[Stored dataset items]
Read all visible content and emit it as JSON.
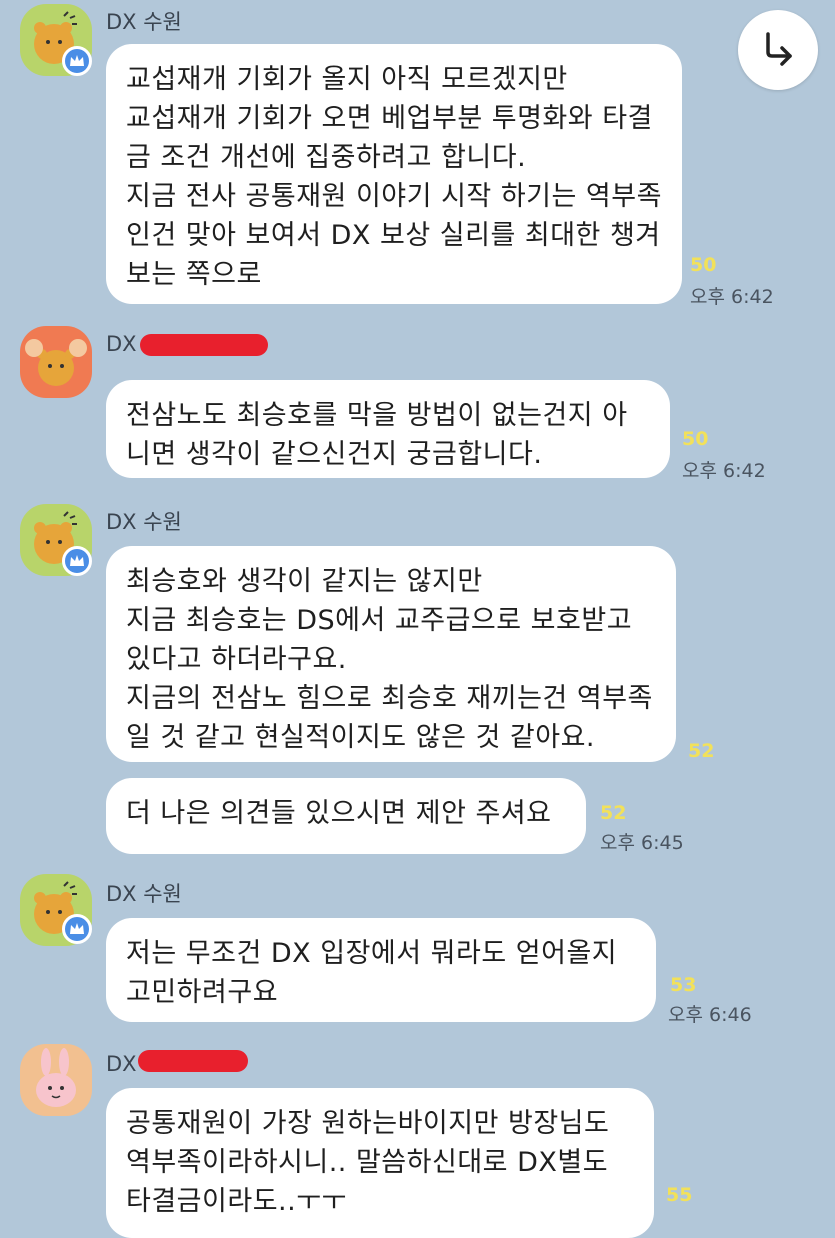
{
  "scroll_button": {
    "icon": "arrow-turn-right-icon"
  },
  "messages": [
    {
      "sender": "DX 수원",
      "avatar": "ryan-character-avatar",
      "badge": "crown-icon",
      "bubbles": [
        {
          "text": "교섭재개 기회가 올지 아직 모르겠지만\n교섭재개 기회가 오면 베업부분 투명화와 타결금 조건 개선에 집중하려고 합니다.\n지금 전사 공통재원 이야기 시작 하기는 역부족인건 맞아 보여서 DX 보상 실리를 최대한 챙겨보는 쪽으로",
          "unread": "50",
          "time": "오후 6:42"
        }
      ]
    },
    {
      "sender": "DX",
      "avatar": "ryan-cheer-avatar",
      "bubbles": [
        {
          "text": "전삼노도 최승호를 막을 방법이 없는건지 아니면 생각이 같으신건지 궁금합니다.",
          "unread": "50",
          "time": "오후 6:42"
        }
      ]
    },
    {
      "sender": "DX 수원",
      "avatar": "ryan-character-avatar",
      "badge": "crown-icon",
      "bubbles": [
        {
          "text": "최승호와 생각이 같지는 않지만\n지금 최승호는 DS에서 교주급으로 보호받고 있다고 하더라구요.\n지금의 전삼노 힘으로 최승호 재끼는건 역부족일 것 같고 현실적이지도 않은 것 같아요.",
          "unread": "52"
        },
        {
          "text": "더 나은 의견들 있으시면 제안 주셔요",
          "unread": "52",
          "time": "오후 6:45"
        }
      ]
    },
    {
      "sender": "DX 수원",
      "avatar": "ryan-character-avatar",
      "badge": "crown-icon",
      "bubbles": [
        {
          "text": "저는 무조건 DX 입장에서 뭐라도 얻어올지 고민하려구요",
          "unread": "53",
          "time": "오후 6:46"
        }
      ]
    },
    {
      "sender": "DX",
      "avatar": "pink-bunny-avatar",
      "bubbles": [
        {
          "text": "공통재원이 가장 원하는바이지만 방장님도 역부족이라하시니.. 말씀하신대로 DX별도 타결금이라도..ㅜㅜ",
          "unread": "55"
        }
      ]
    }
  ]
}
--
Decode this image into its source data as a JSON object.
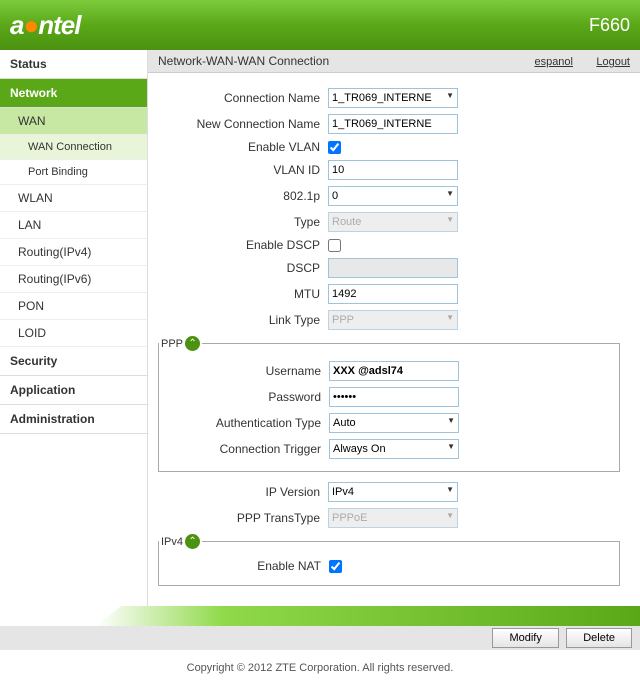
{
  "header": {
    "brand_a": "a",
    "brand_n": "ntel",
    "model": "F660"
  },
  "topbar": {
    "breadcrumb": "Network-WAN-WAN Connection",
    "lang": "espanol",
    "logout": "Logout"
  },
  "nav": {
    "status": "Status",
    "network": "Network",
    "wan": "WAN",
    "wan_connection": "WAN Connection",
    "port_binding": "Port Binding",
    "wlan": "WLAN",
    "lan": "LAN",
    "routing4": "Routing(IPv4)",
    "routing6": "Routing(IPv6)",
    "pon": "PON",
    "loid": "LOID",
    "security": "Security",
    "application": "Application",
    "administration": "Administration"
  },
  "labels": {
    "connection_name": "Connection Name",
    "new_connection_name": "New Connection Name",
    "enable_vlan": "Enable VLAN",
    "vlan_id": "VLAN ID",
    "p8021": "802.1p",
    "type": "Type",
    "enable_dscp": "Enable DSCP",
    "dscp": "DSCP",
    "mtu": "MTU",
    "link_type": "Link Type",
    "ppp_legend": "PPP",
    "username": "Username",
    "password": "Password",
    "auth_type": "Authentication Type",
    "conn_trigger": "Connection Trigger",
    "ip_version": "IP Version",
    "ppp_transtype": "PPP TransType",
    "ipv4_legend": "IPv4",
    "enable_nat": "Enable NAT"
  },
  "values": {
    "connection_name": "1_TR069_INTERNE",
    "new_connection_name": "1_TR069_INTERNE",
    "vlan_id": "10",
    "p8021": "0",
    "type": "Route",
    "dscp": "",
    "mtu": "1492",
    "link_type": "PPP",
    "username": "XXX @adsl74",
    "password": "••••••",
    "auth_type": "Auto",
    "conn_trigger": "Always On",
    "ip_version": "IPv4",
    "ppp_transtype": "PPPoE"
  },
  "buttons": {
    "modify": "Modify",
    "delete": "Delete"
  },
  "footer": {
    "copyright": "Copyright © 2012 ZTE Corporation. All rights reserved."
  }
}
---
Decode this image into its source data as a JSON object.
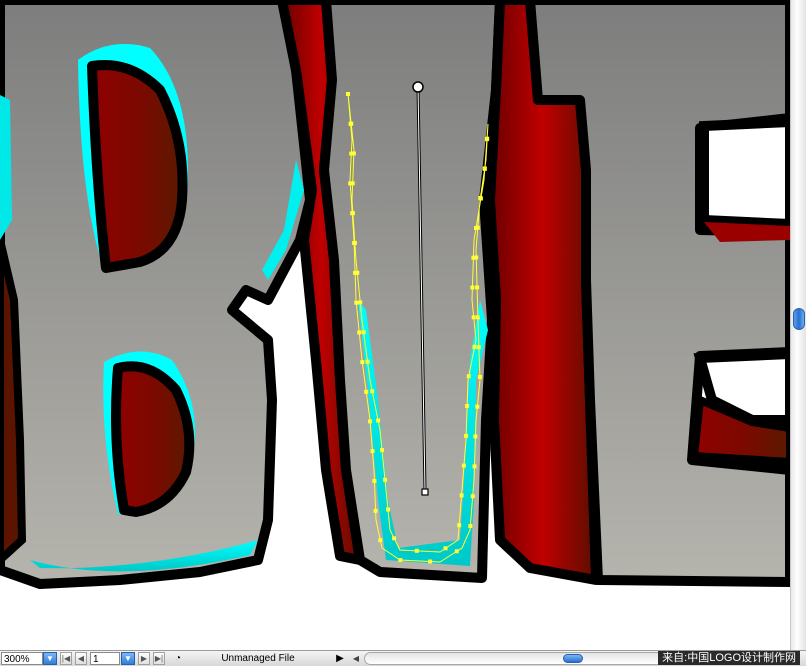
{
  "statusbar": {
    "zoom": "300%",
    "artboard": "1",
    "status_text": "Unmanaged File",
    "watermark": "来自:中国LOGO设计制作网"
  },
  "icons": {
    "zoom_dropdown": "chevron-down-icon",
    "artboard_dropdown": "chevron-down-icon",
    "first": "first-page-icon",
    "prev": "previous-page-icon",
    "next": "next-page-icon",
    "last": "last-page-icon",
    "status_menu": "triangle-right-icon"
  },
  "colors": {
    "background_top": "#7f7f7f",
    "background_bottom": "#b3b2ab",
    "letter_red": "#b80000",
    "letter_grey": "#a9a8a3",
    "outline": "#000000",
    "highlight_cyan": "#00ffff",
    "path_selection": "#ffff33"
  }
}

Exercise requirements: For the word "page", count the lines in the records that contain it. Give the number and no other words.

Reply to the exercise: 4